I've always had a great deal of respect for those who commit to medical professions. All those years of school, then internships and residencies, 80-hour work weeks, all the loans for that expensive education, and all so they can provide the greatest possible service to humanity: saving and improving lives. Of course, doctors in this country make a great deal of money once they get rolling, so that more or less compensates for their sacrifice.
But what if they didn't make all that money? In Iraq, even established doctors earn only the equivalent of a few American dollars a day.
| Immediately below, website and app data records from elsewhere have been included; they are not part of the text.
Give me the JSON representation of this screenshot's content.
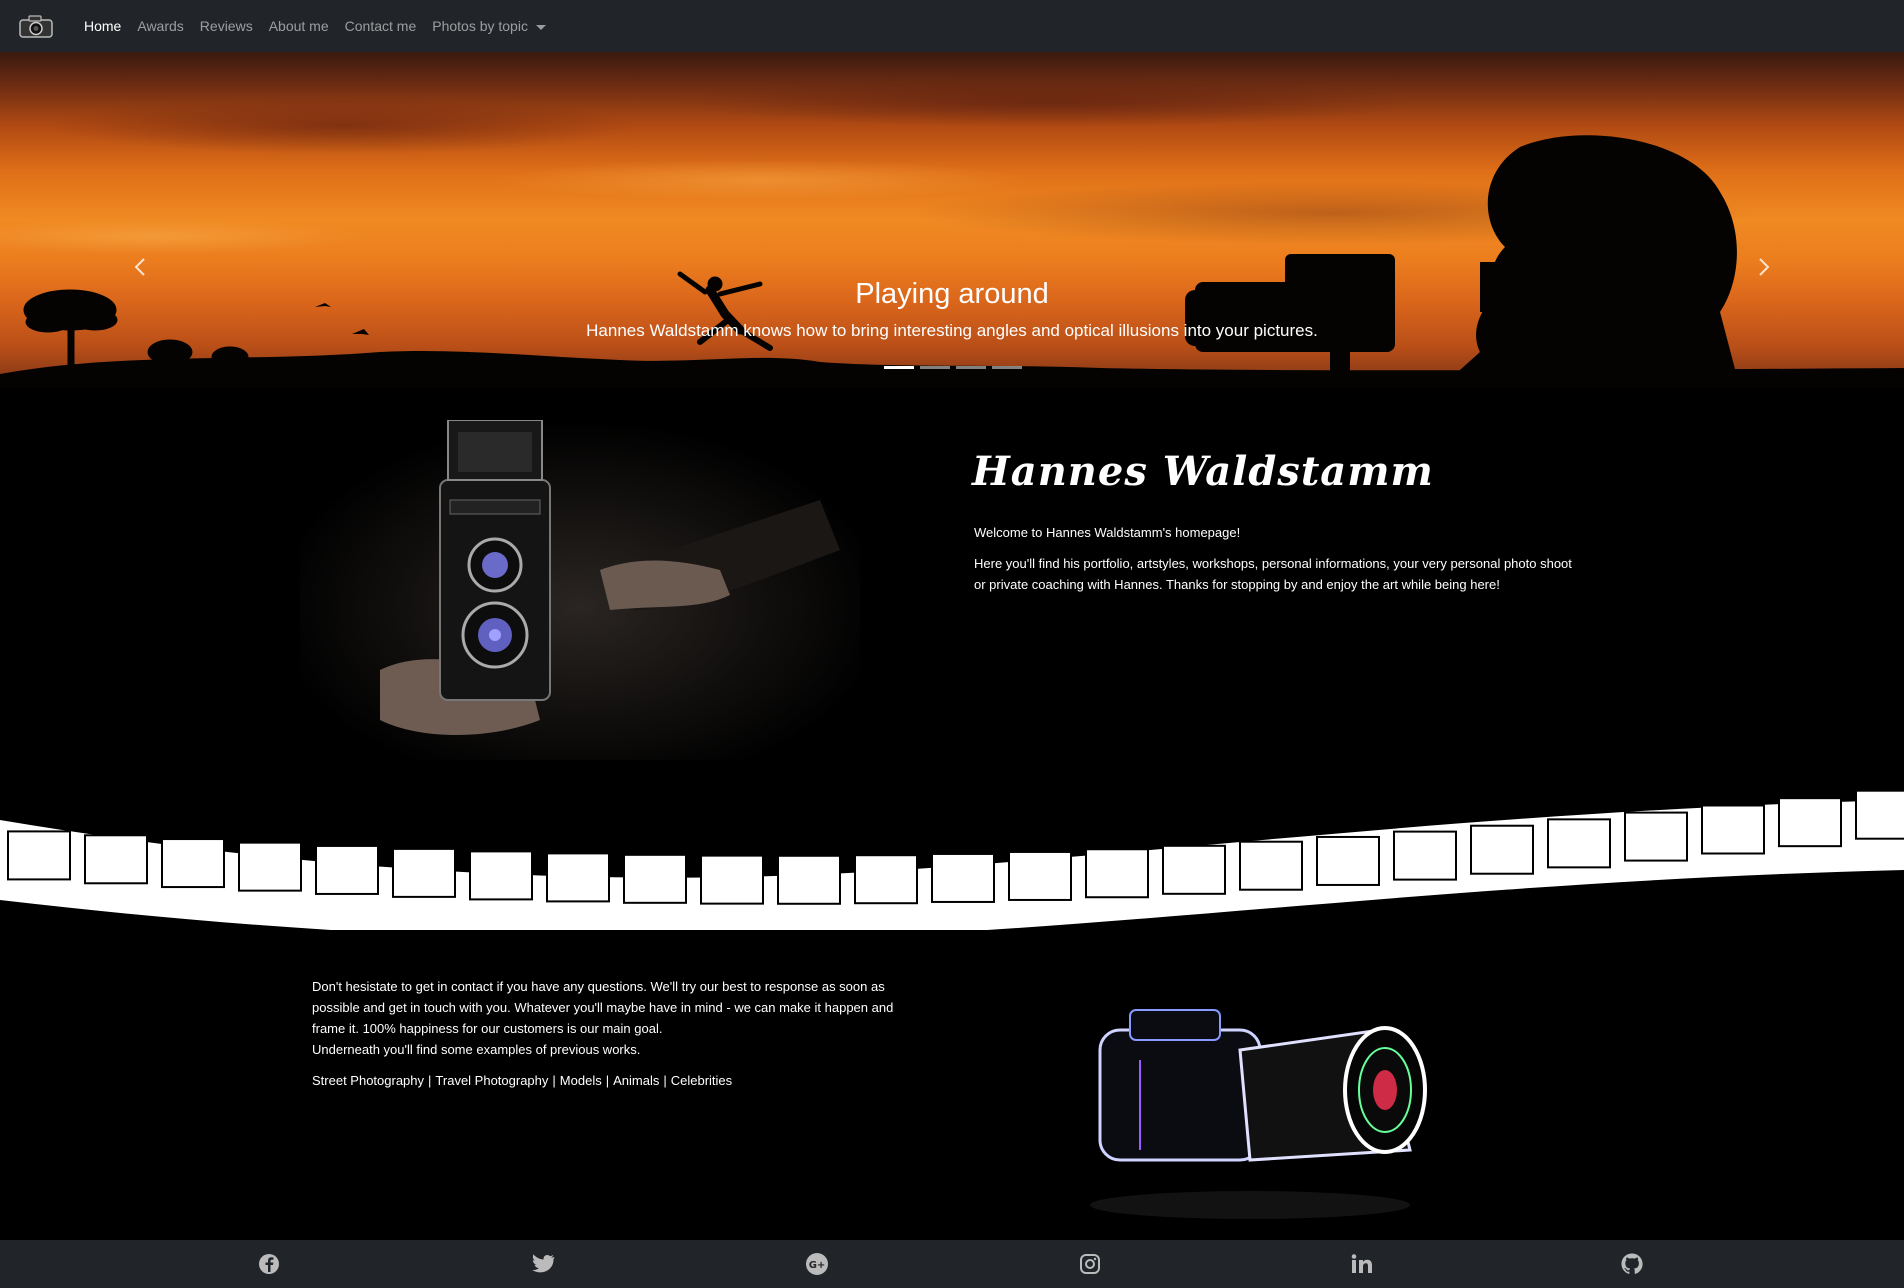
{
  "navbar": {
    "brand_icon": "camera-logo-icon",
    "items": [
      {
        "label": "Home",
        "active": true
      },
      {
        "label": "Awards",
        "active": false
      },
      {
        "label": "Reviews",
        "active": false
      },
      {
        "label": "About me",
        "active": false
      },
      {
        "label": "Contact me",
        "active": false
      },
      {
        "label": "Photos by topic",
        "active": false,
        "dropdown": true
      }
    ]
  },
  "carousel": {
    "slide_title": "Playing around",
    "slide_caption": "Hannes Waldstamm knows how to bring interesting angles and optical illusions into your pictures.",
    "indicator_count": 4,
    "active_indicator": 0,
    "prev_icon": "chevron-left-icon",
    "next_icon": "chevron-right-icon"
  },
  "intro": {
    "name": "Hannes Waldstamm",
    "welcome": "Welcome to Hannes Waldstamm's homepage!",
    "description": "Here you'll find his portfolio, artstyles, workshops, personal informations, your very personal photo shoot or private coaching with Hannes. Thanks for stopping by and enjoy the art while being here!"
  },
  "contact": {
    "text": "Don't hesistate to get in contact if you have any questions. We'll try our best to response as soon as possible and get in touch with you. Whatever you'll maybe have in mind - we can make it happen and frame it. 100% happiness for our customers is our main goal.",
    "examples_line": "Underneath you'll find some examples of previous works.",
    "topics": [
      "Street Photography",
      "Travel Photography",
      "Models",
      "Animals",
      "Celebrities"
    ],
    "separator": "|"
  },
  "footer": {
    "icons": [
      "facebook-icon",
      "twitter-icon",
      "google-plus-icon",
      "instagram-icon",
      "linkedin-icon",
      "github-icon"
    ]
  },
  "colors": {
    "navbar_bg": "#212529",
    "page_bg": "#000000",
    "sky_orange": "#f08a22"
  }
}
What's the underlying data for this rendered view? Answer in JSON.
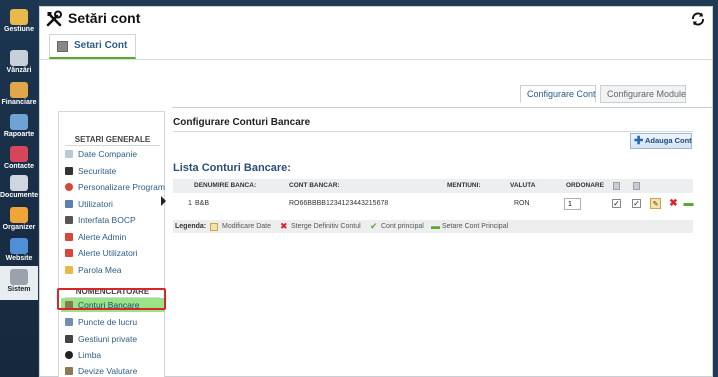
{
  "sidebar": {
    "items": [
      {
        "label": "Gestiune",
        "color": "#e8b84a"
      },
      {
        "label": "Vânzări",
        "color": "#c7d0d9"
      },
      {
        "label": "Financiare",
        "color": "#e0a74a"
      },
      {
        "label": "Rapoarte",
        "color": "#6fa3d6"
      },
      {
        "label": "Contacte",
        "color": "#d6455a"
      },
      {
        "label": "Documente",
        "color": "#cfd6dd"
      },
      {
        "label": "Organizer",
        "color": "#f0a43a"
      },
      {
        "label": "Website",
        "color": "#4f8fd6"
      },
      {
        "label": "Sistem",
        "color": "#9aa3ab"
      }
    ],
    "active_index": 8
  },
  "header": {
    "title": "Setări cont",
    "tab": "Setari Cont"
  },
  "subtabs": [
    "Configurare Cont",
    "Configurare Module"
  ],
  "menu": {
    "general_title": "SETARI GENERALE",
    "general_items": [
      {
        "label": "Date Companie",
        "color": "#b8c8d8"
      },
      {
        "label": "Securitate",
        "color": "#333333"
      },
      {
        "label": "Personalizare Program",
        "color": "#d9463b"
      },
      {
        "label": "Utilizatori",
        "color": "#5b7fb0"
      },
      {
        "label": "Interfata BOCP",
        "color": "#555555"
      },
      {
        "label": "Alerte Admin",
        "color": "#d9463b"
      },
      {
        "label": "Alerte Utilizatori",
        "color": "#d9463b"
      },
      {
        "label": "Parola Mea",
        "color": "#e8b84a"
      }
    ],
    "nomen_title": "NOMENCLATOARE",
    "nomen_items": [
      {
        "label": "Conturi Bancare",
        "color": "#8a7a55"
      },
      {
        "label": "Puncte de lucru",
        "color": "#6f8fb0"
      },
      {
        "label": "Gestiuni private",
        "color": "#444444"
      },
      {
        "label": "Limba",
        "color": "#222222"
      },
      {
        "label": "Devize Valutare",
        "color": "#8a7a55"
      }
    ],
    "selected": "Conturi Bancare"
  },
  "content": {
    "section_title": "Configurare Conturi Bancare",
    "add_button": "Adauga Cont",
    "list_title": "Lista Conturi Bancare:",
    "columns": [
      "DENUMIRE BANCA:",
      "CONT BANCAR:",
      "MENTIUNI:",
      "VALUTA",
      "ORDONARE"
    ],
    "rows": [
      {
        "index": "1",
        "bank": "B&B",
        "account": "RO66BBBB1234123443215678",
        "mentions": "",
        "currency": "RON",
        "order": "1",
        "check1": true,
        "check2": true
      }
    ],
    "legend": {
      "label": "Legenda:",
      "items": [
        "Modificare Date",
        "Sterge Definitiv Contul",
        "Cont principal",
        "Setare Cont Principal"
      ]
    }
  },
  "colors": {
    "accent": "#2a5a8a",
    "selected_bg": "#9be486",
    "highlight": "#d9232d",
    "delete": "#d9232d",
    "confirm": "#5aa832"
  }
}
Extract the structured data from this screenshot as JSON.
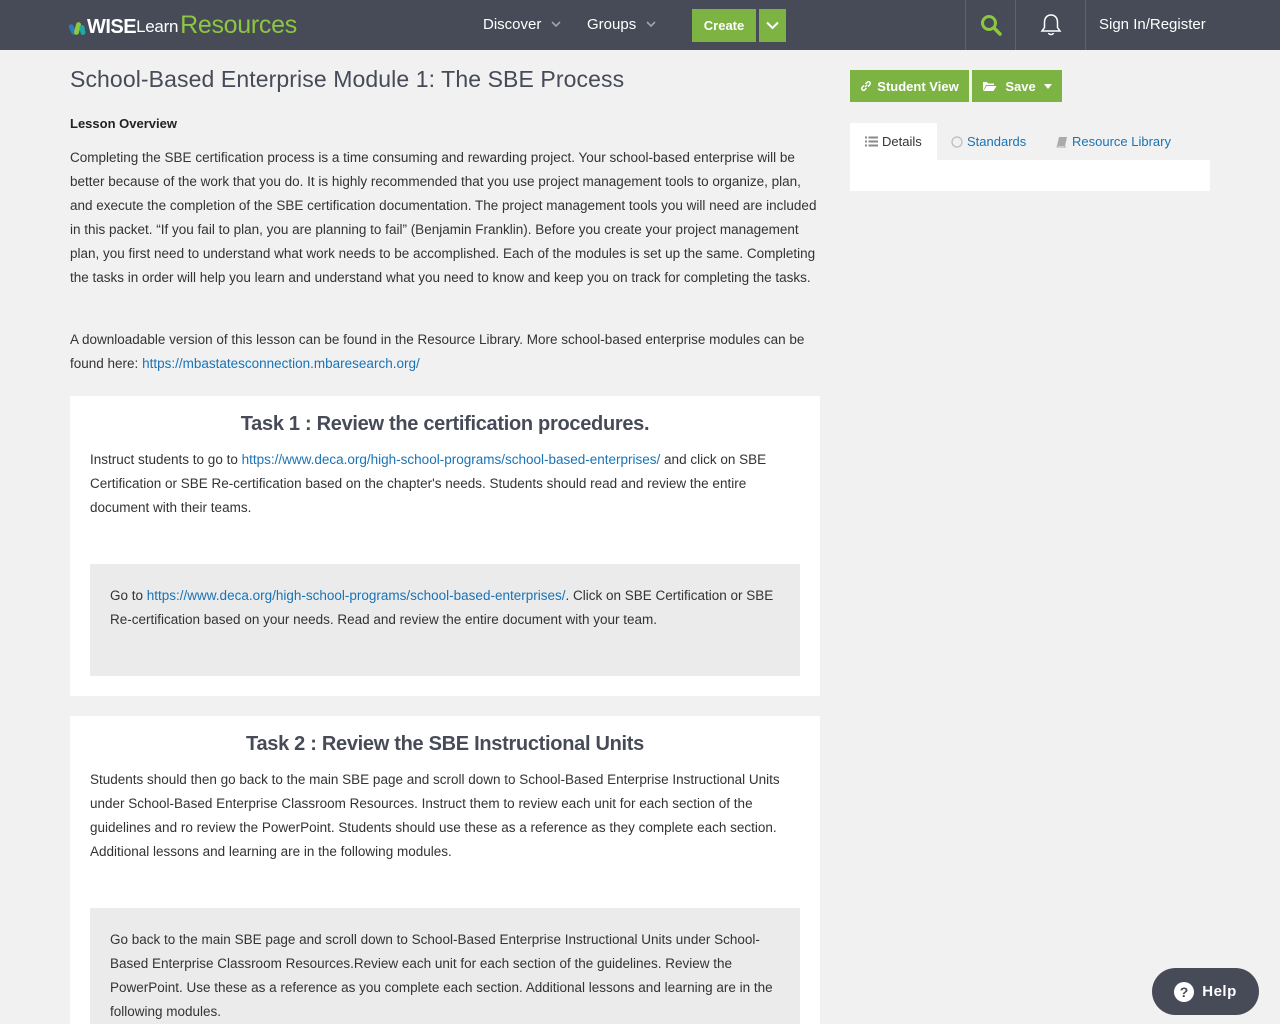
{
  "nav": {
    "logo_wise": "WISE",
    "logo_learn": "Learn",
    "logo_resources": "Resources",
    "discover": "Discover",
    "groups": "Groups",
    "create": "Create",
    "sign_in": "Sign In/Register"
  },
  "lesson": {
    "title": "School-Based Enterprise Module 1: The SBE Process",
    "overview_heading": "Lesson Overview",
    "overview_text": "Completing the SBE certification process is a time consuming and rewarding project. Your school-based enterprise will be better because of the work that you do. It is highly recommended that you use project management tools to organize, plan, and execute the completion of the SBE certification documentation. The project management tools you will need are included in this packet. “If you fail to plan, you are planning to fail” (Benjamin Franklin). Before you create your project management plan, you first need to understand what work needs to be accomplished. Each of the modules is set up the same. Completing the tasks in order will help you learn and understand what you need to know and keep you on track for completing the tasks.",
    "download_text": "A downloadable version of this lesson can be found in the Resource Library. More school-based enterprise modules can be found here: ",
    "download_link": "https://mbastatesconnection.mbaresearch.org/"
  },
  "tasks": [
    {
      "title": "Task 1 : Review the certification procedures.",
      "instr_before": "Instruct students to go to ",
      "instr_link": "https://www.deca.org/high-school-programs/school-based-enterprises/",
      "instr_after": " and click on SBE Certification or SBE Re-certification based on the chapter's needs. Students should read and review the entire document with their teams.",
      "student_before": "Go to ",
      "student_link": "https://www.deca.org/high-school-programs/school-based-enterprises/",
      "student_after": ". Click on SBE Certification or SBE Re-certification based on your needs. Read and review the entire document with your team."
    },
    {
      "title": "Task 2 : Review the SBE Instructional Units",
      "instr": "Students should then go back to the main SBE page and scroll down to School-Based Enterprise Instructional Units under School-Based Enterprise Classroom Resources. Instruct them to review each unit for each section of the guidelines and ro review the PowerPoint. Students should use these as a reference as they complete each section. Additional lessons and learning are in the following modules.",
      "student": "Go back to the main SBE page and scroll down to School-Based Enterprise Instructional Units under School-Based Enterprise Classroom Resources.Review each unit for each section of the guidelines. Review the PowerPoint. Use these as a reference as you complete each section. Additional lessons and learning are in the following modules."
    }
  ],
  "sidebar": {
    "student_view": "Student View",
    "save": "Save",
    "tabs": [
      {
        "label": "Details",
        "icon": "list-icon"
      },
      {
        "label": "Standards",
        "icon": "circle-icon"
      },
      {
        "label": "Resource Library",
        "icon": "book-icon"
      }
    ]
  },
  "help": {
    "label": "Help"
  },
  "colors": {
    "nav_bg": "#464b57",
    "accent_green": "#7cb342",
    "link_blue": "#1a73b5",
    "page_bg": "#f1f1f1"
  }
}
They lack anything close to the facilities, equipment, text books, resources and training we have in the U.S. Worst of all, they are constant targets of violence: Iraq’s Ministry of Health reports that 102 doctors and 164 nurses were killed between April 2003 and May 2006, and some 250 Iraqi doctors have been kidnapped in the past two years.
I learned all this and much more about the desperate state of Iraq's public health sector through my work on EPIC's latest Ground Truth interview, with Iraqi public health expert Hala al-Saraf. This is truly a must-read. Hala speaks first-hand about the incredible hardships doctors and medical professionals face in her country, including the forced migration of more than 12,000 physicians who are essential to the health of the Iraqi people.
Yet many young Iraqis seek medical education, even for the lousy salaries and death threats awaiting them once they become doctors. Including Hala herself, who recently returned to Iraq to pursue a career in health policy, these brave men and women are true heroes and peacebuilders, answering their country's desperate cries for help at their own great risk.
To turn things around, Hala argues for a more sustainable approach than what we’ve seen so far from Washington and Baghdad. Instead of building new facilities such as the “Laura Bush” Pediatrics Hospital in Basra, Iraq needs assistance from the U.S. and international community to rehabilitate existing healthcare centers and cultivate a new generation of physicians and healthcare workers.
To learn how Iraqi professionals such as Hala maintain hope in the face of overwhelming odds, and what translating that hope into action can mean for their country, please take a few minutes to read our Ground Truth interview with Hala al-Saraf.
We need more heroes like Hala in Iraq. And we need you to know her story.